Fumes from cooking meat on barbecues, wood burning stoves and traffic may trigger rheumatoid arthritis, new research suggests.
Researchers found that people with the highest levels of chemicals called polycyclic aromatic hydrocarbons — also given off by cigarette smoke and gas cookers — had the highest risk of the inflammatory disease.
The research reported in BMJ Open said that the chemicals seem to account for most of smoking’s impact on risk of the disease.
The researchers said few studies have looked at their association with inflammatory conditions, such as rheumatoid arthritis.
The disease is thought to arise from a complex interplay between genes, sex, and age, and environmental factors, including smoking, nutrition, and lifestyle.

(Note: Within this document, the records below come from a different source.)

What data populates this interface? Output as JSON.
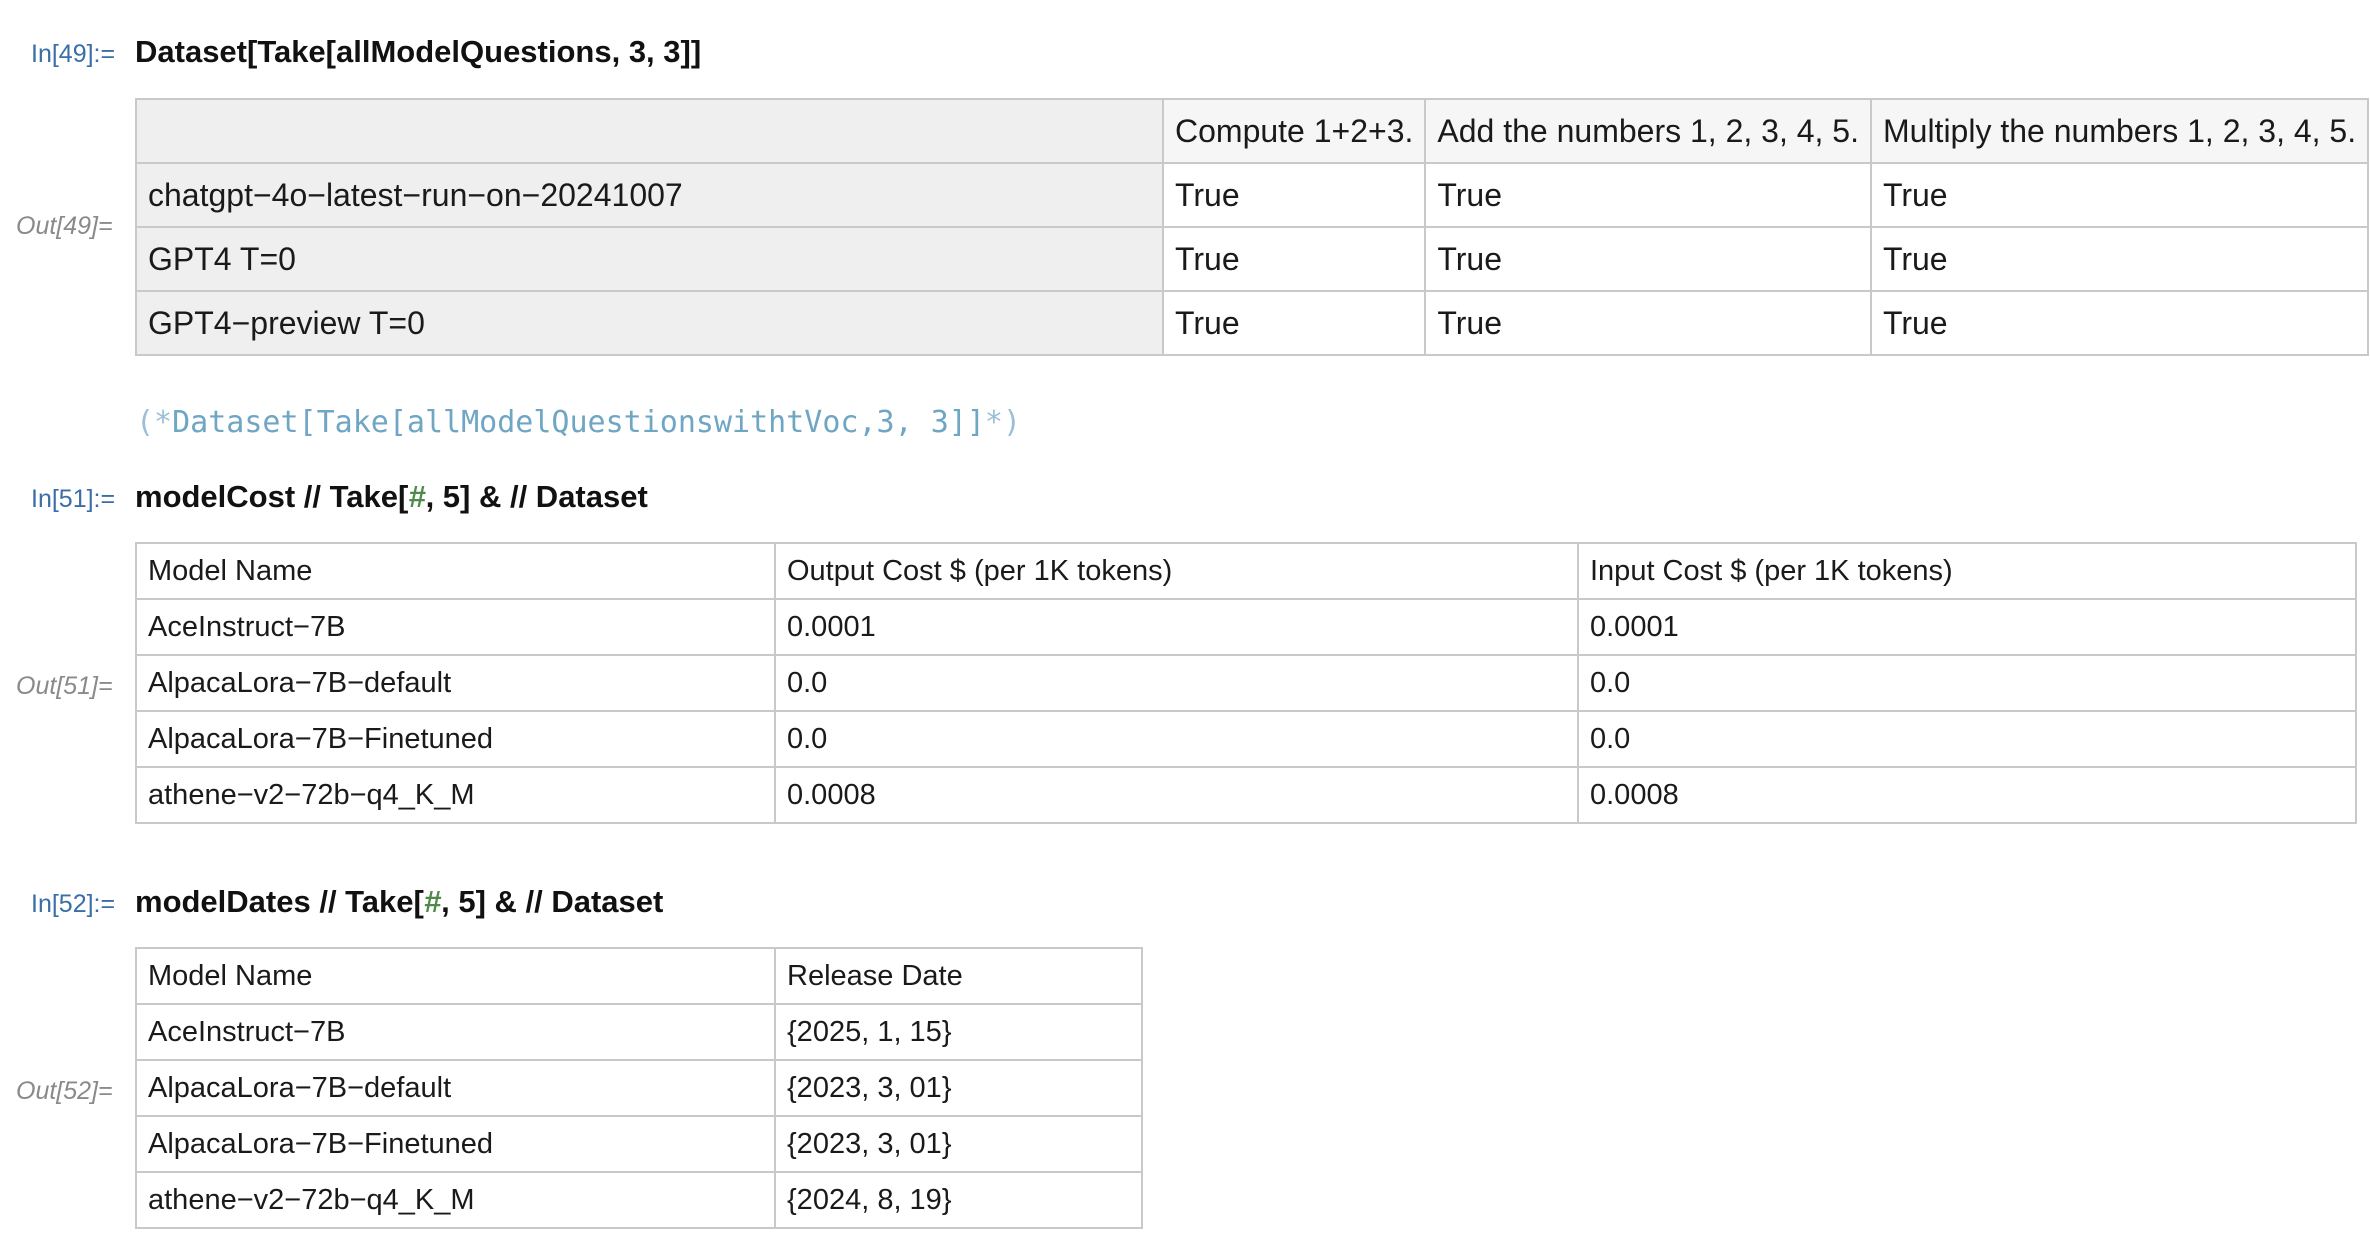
{
  "cells": [
    {
      "in_label": "In[49]:=",
      "out_label": "Out[49]=",
      "input": "Dataset[Take[allModelQuestions, 3,  3]]",
      "table": {
        "columns": [
          "",
          "Compute 1+2+3.",
          "Add the numbers 1, 2, 3, 4, 5.",
          "Multiply the numbers 1, 2, 3, 4, 5."
        ],
        "rows": [
          [
            "chatgpt−4o−latest−run−on−20241007",
            "True",
            "True",
            "True"
          ],
          [
            "GPT4 T=0",
            "True",
            "True",
            "True"
          ],
          [
            "GPT4−preview T=0",
            "True",
            "True",
            "True"
          ]
        ]
      }
    },
    {
      "comment": {
        "open": "(*",
        "code": "Dataset[Take[allModelQuestionswithtVoc,3, 3]]",
        "close": "*)"
      }
    },
    {
      "in_label": "In[51]:=",
      "out_label": "Out[51]=",
      "input_parts": [
        "modelCost // Take[",
        "#",
        ", 5] & // Dataset"
      ],
      "table": {
        "columns": [
          "Model Name",
          "Output Cost $ (per 1K tokens)",
          "Input Cost $ (per 1K tokens)"
        ],
        "rows": [
          [
            "AceInstruct−7B",
            "0.0001",
            "0.0001"
          ],
          [
            "AlpacaLora−7B−default",
            "0.0",
            "0.0"
          ],
          [
            "AlpacaLora−7B−Finetuned",
            "0.0",
            "0.0"
          ],
          [
            "athene−v2−72b−q4_K_M",
            "0.0008",
            "0.0008"
          ]
        ]
      }
    },
    {
      "in_label": "In[52]:=",
      "out_label": "Out[52]=",
      "input_parts": [
        "modelDates // Take[",
        "#",
        ", 5] & // Dataset"
      ],
      "table": {
        "columns": [
          "Model Name",
          "Release Date"
        ],
        "rows": [
          [
            "AceInstruct−7B",
            "{2025, 1, 15}"
          ],
          [
            "AlpacaLora−7B−default",
            "{2023, 3, 01}"
          ],
          [
            "AlpacaLora−7B−Finetuned",
            "{2023, 3, 01}"
          ],
          [
            "athene−v2−72b−q4_K_M",
            "{2024, 8, 19}"
          ]
        ]
      }
    }
  ]
}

Researchers found that people with the highest levels of chemicals called polycyclic aromatic hydrocarbons – also given off by cigarette smoke and gas cookers -had the highest risk of the inflammatory disease
Rheumatoid arthritis is the most common inflammatory disease, affecting around 400,000 people in the UK according to the NHS. It can affect adults at any age, but most commonly starts between the ages of 40 and 50. About three times as many women as men are affected.
Dr Christopher D’Adamo, of the University of Maryland School of Medicine and colleagues state: ‘While PAH levels tend to be higher in adults who smoke…other sources of PAH exposure include indoor environments, motor vehicle exhaust, natural gas, smoke from wood or coal burning fires, fumes from asphalt roads, and consuming grilled or charred foods.
‘This is pertinent as households of lower socioeconomic status generally experience poorer indoor air quality and may reside in urban areas next to major roadways or in high traffic areas.’
These people may therefore be particularly vulnerable, they suggest.
The research was based on data gathered by the US National Health and Nutrition Examination Survey between 2007 and 2016.
What is rheumatoid arthritis?
Rheumatoid arthritis is a long-term condition that causes pain, swelling and stiffness in the joints.
The condition usually affects the hands, feet and wrists.
There may be periods where symptoms become worse, known as flare-ups or flares.
A flare can be difficult to predict, but with treatment it’s possible to decrease the number of flares and minimise or prevent long-term damage to the joints.
Some people with rheumatoid arthritis also experience problems in other parts of the body, or more general symptoms such as tiredness and weight loss.
The survey evaluates a wide variety of toxicants, including PAH; chemicals used in the manufacture of plastics and various consumer products called PHTHTEs); and volatile organic compounds (VOCs), derived from paints, cleaning agents, and pesticides, among other things; along with data related to health, nutrition, behaviours and the environment.
The study included 21,987 adults, 1,418 of whom had rheumatoid arthritis and 20,569 of whom didn’t.
Blood and urine samples were taken to measure the total amount of PAH (7090 participants), PHTHTEs (7024), and VOCs (7129) in the body.
The odds of rheumatoid arthritis were highest among those who had they top 25 per cent of bodily PAH levels — whether or not they were former or current smokers. The levels of other chemicals did not have an effect.
After accounting for potentially influential factors, including dietary fibre intake, physical activity, smoking, household income, educational attainment, age, sex, and weight (BMI), only one type of PAH, 1-hydroxynaphthalene, was strongly associated with higher odds of the disease – an 80 per cent increased risk.
The authors point out that the study is observational, so cannot determine whether the PAH chemicals caused the arthritis, nor did they measure heavy metal levels which have previously been linked to rheumatoid arthritis risk. Cigarettes are a major source of the heavy metal cadmium.
But the authors write: ‘To our knowledge, this is the first study to demonstrate that PAH not only underlie the majority of the relationship between smoking and [rheumatoid arthritis], but also independently contribute to [it].
‘This is important as PAH are ubiquitous in the environment, derived from various sources’. The PAHs contribute to arthritis by triggering a receptor in tissues called the aryl pathway, the authors write.